I am not totally sure where I stand on the issue of jukeboxes. Their exponential proliferation does bother me somewhat, for various reasons. One is the copy cat syndrome. As the artilce states, they had been around in one form or another for a while. Yet once Mamma Mia! and a few others became certifiable mega-hits, everyone and their cousin suddenly wanted a piece of the action. The theatre landscape became, (and in some ways still is) flooded with musicals based on the hits of fill in the blank. It would seem many of them turned out to be trash.
Honestly, though, I get annoyed and fed up with any trend. The reality trend on television is one example. The boy band trend of the late 1990's is another. The concept of people, particularly in the entertainment industry, doing exactly what everyone else is doing always reeks in my opinion. People fear originality. Particularly in American musical theatre, so it would seem.
That aversion to originality is another reason I am somewhat reluctant to embrace the jukebox productions wholesale. It seems possible to me, that the more we spoon-feed this kind of fan service in our live theatres, the less potential for artistry there is.
Yet it cannot be denied that several of these shows make good money. It is show business after all, and producers have the right to make money, I suppose. I furthermore admit that seeing some of the jukebox shows, would be quite fun for me. (Though as of yet I have not.) Actually being in some of them myself would be even more fun. So they do have their place, even if I do not think they should dominate the way they do. Like french fries. They are still food, and in the right portions are fine. I just would not want every meal to be mostly a plate of fries.
Maybe if these musicals could thrive elsewhere other than Broadway itself, I would be less conflicted. I suppose there is a part of me that wishes that the Great White Way would opt out of the genre, and leave it to the folks downtown. Just for the sake of making a point. That is unrealistic, I understand.
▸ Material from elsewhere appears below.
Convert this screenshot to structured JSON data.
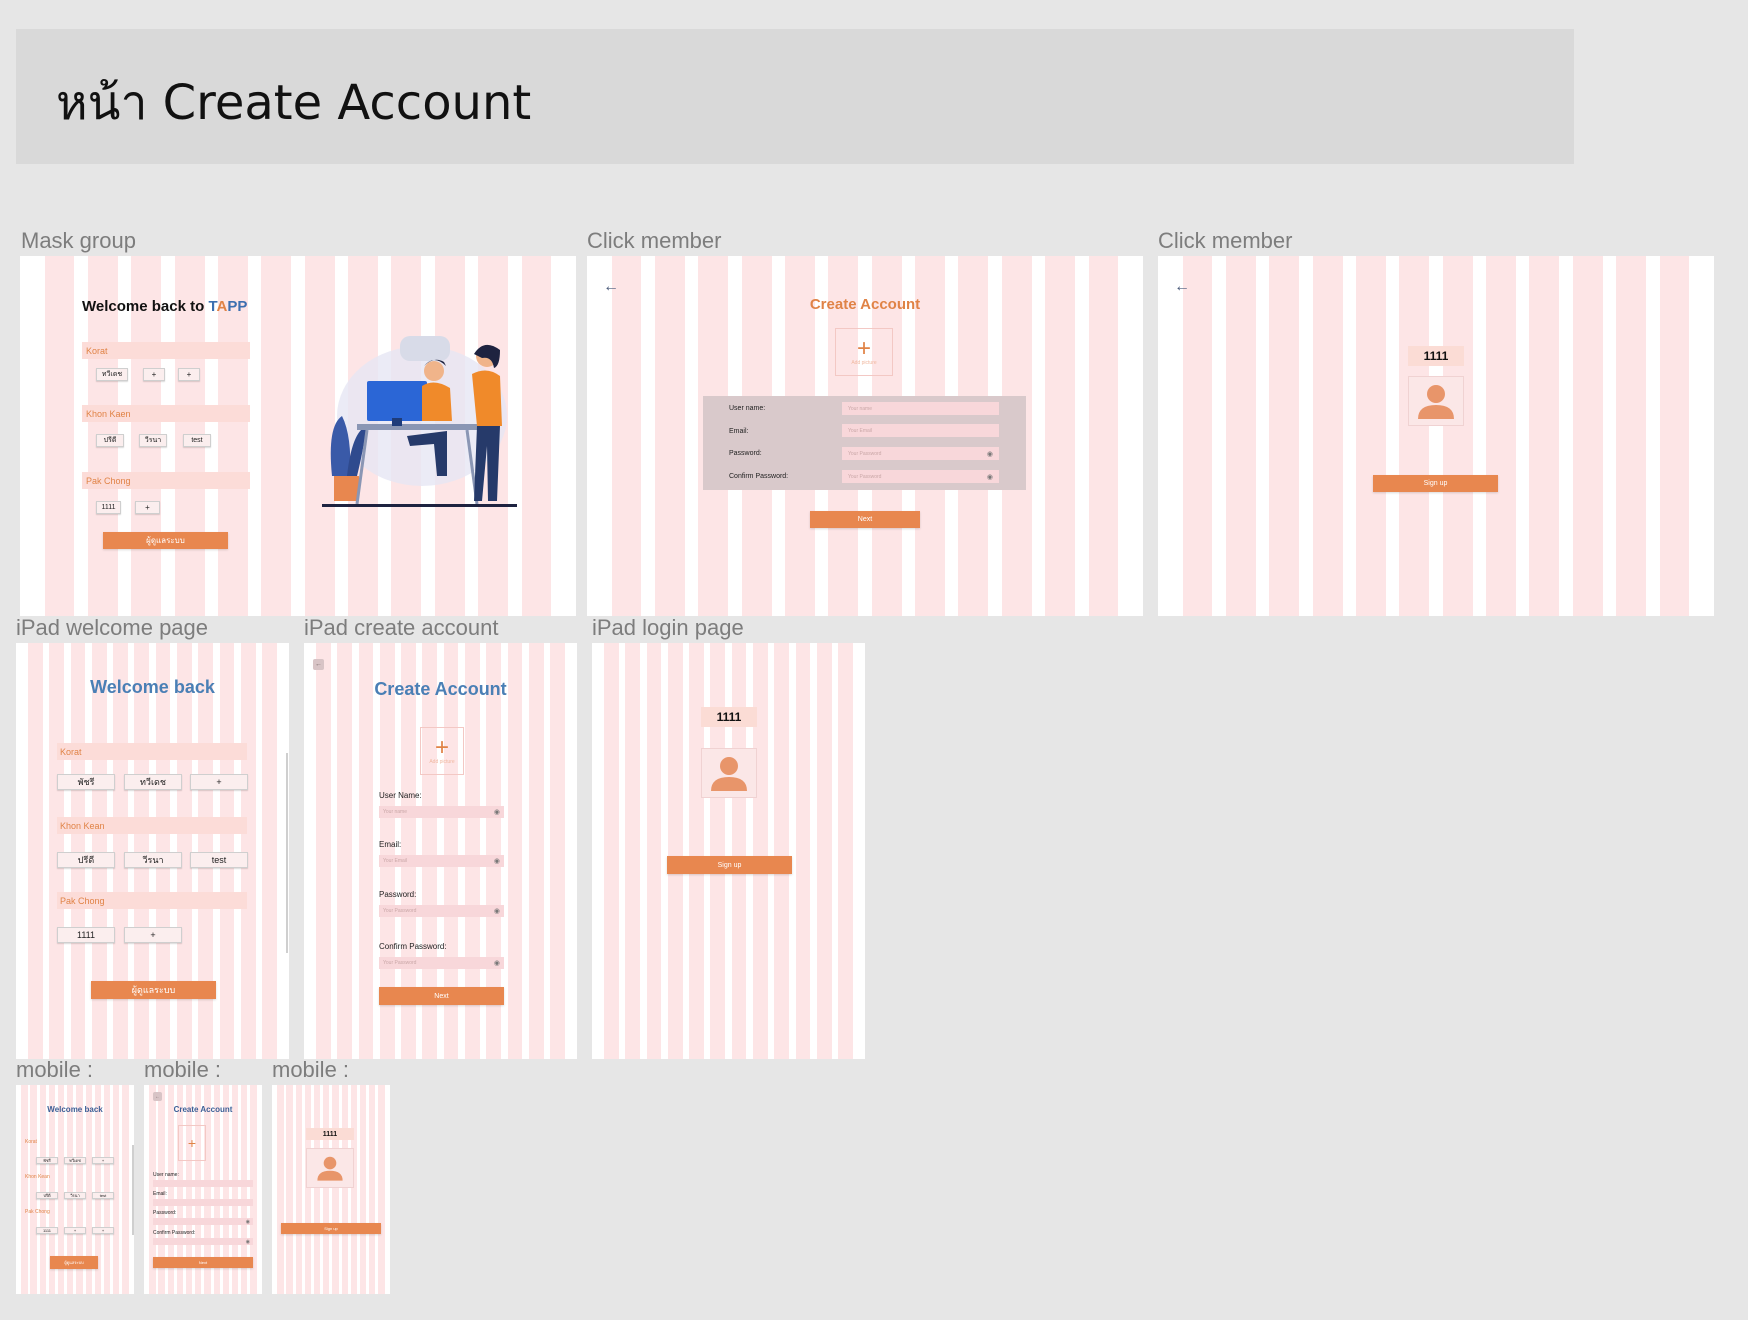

Yet I would venture to say I am not the only person who holds that view somewhere deep inside.
In the interest of full disclosure, however, I should admit that if some theatre somewhere decides to produce an REO Speedwagon catalog musical and offered me a chance to be in it, I would be there before you could say "Take It On the Run".